There definitely aren’t many concert movies that come out any more, especially ones that attempt to intertwine a narrative within a concert that is occurring on the stage.
Metallica, never a band that is afraid to push the boundaries, has done so for their entire career. They have always been willing to try something new, either to the glee or disdain of their fans. They became the most successful heavy metal band in the world by altering their sound into more radio friendly lengths of song, they began making music videos, they wrote some ballads, they had classical influence in their music, even in the early days, they wrote a couple of albums in the 90’s that isolated many fans who felt they had sold out, they released several concert DVDs, they had a film based on their fractured relationship and near-breakup during the days of James Hetfield in rehab. They have seen it all, and done it all, so it was not entirely surprising that they would attempt to make a concert film, in 3D no less.
Metallica: Through the Never was filmed during their most recent world tour, something that have seemingly been doing almost non-stop since 1982.
The narrative centers around a young kid, who has a menial job working for the Metallica road crew. While he gets to begin watching the concert, he is asked on a favor for the band, to find one of their vehicles that had run out of gas, and contained a bag that the band really needed. He goes on an adventure, all the while when Metallica is rocking on the stage. He walks into a world that is borderline apocalyptic, yet he always maintains his mission of finding the truck and the bag within.
While the story is a little odd, and often doesn’t even really fit with the things that are happening on the stage, it does provide us with some pretty cool visuals. I never had the chance to see it on the IMAX, or in 3D, but you can easily tell the scenes that would have looked really cool popping out at you while sitting in the theater.
The story is definitely not the best thing I have ever seen, but it never really takes away from the concert, which is good. It doesn’t add a ton, but like I said, some of the visuals are really well done.
As for the concert itself, Metallica is in their usual fine form, hammering through a near flawless show. They maintain their tendency to play some of their songs a little quickly compared to the album versions, but this has always just added to the speed and fury of their live shows. The stage used it another great one, incorporating elements of their past concert tours. There are the crosses from the days of Master of Puppets, the massive, and eventually crumbling, statue of Lady Justice from …And Justice For All, something similar to the Snake Pit from the Black Album days, and they even reuse one of their stunts from the Load tour, in which a couple of roadies get injured when the stage collapses, leading to an intimate finale, with the band in close proximity to one another, as though they are back playing in the garage.

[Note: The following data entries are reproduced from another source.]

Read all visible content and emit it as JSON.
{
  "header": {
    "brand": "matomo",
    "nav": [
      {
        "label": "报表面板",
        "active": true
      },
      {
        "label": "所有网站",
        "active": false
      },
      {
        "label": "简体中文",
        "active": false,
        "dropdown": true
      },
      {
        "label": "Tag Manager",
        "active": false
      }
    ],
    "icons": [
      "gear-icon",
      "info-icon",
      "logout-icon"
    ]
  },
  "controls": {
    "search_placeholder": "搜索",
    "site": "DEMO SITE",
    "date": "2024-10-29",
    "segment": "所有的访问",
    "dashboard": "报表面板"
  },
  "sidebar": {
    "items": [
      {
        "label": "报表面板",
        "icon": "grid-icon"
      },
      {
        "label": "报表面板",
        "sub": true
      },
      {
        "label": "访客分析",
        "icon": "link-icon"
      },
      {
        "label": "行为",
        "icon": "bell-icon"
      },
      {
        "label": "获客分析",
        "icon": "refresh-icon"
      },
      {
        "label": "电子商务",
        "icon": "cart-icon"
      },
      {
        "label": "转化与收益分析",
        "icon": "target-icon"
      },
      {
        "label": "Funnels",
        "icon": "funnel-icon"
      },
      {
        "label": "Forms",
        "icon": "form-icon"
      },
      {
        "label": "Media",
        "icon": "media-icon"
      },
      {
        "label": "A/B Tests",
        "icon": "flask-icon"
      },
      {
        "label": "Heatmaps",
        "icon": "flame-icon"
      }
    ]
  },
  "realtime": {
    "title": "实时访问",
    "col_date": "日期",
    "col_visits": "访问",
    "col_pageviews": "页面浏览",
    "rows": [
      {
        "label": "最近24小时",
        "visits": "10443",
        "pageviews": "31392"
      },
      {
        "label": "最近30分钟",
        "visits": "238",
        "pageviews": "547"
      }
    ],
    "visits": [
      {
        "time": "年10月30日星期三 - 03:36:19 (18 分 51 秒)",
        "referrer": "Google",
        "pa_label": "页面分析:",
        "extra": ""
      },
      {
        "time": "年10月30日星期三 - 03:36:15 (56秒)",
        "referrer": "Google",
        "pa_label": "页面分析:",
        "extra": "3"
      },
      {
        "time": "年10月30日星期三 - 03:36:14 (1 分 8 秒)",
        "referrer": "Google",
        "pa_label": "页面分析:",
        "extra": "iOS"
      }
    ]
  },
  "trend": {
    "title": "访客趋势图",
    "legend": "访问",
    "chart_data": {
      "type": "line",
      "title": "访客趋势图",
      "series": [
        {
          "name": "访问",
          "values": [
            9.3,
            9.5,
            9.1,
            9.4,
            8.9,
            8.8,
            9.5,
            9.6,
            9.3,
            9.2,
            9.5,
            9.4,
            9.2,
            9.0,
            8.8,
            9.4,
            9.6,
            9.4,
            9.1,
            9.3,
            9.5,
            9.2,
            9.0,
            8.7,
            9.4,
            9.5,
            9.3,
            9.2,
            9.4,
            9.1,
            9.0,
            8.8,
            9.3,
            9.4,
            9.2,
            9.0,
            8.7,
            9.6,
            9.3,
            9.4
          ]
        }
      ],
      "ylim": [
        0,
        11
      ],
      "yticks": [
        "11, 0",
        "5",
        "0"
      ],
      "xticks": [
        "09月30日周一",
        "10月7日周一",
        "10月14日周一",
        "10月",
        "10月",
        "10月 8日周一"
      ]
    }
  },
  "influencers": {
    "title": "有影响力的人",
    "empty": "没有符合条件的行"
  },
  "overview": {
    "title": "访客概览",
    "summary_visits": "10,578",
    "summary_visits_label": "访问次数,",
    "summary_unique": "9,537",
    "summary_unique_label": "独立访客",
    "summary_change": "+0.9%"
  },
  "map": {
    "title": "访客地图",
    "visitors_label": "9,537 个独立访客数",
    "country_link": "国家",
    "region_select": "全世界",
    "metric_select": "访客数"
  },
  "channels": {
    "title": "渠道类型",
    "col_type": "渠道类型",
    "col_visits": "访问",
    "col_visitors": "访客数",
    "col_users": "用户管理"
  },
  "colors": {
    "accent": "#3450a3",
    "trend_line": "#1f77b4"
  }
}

For those who have seen Metallica live, at any stage of their careers, it is always known that the pyrotechnic introduction to “One” is always a highlight of the shows. In Through the Never, it is the best I have ever seen it, with extra explosions, and impressive looking machine gun fire. Very cool.
The setlist provides a little bit of everything for Metallica fans new and old: the usual entry to “The Ecstasy of Gold,” they tear into Creeping Death, For Whom the Bell Tolls, Fuel, Ride the Lightning (which includes an awesome Tesla machine), One, The Memory Remains (one of their most impressive live songs, regardless of your thoughts on Load and Reload, the sing-a-long ending is amazing), Wherever I May Roam (not in its entirety, though), Cyanide, …And Justice For All (I can’t hear this song live enough times), Master of Puppets, Battery (not the full version either), Nothing Else Matters, Enter Sandman, Hit the Lights, and a beautiful conclusion with Orion, during the closing credits, that really shows off the impressive nature of the band’s writing, as well as the incredible skill of bassist Robert Trujilo.
The sound of the concert is very strong, and I happily listened as Hetfield’s guitar came across with the crunch that fans of the band have loved for so long. Despite getting old, and getting a little more grey, Metallica is still able to put on a great show, full of energy, and they are always able to amp up a crowd, regardless of the size. The band is still huge, and they are still on top of their live game, in my opinion.
While a fan of the band probably won’t be watching this one for the story that goes along with the show, it does look cool, and it doesn’t take anything away from the Monsters of Rock on the stage. The concert itself is quite good, and the sound is one of the best parts. Definitely a must watch for all those Metallica fans who have been faithful to the group as they have aged and changed, respecting the fact that they are willing to try something new, and willing to push that envelope.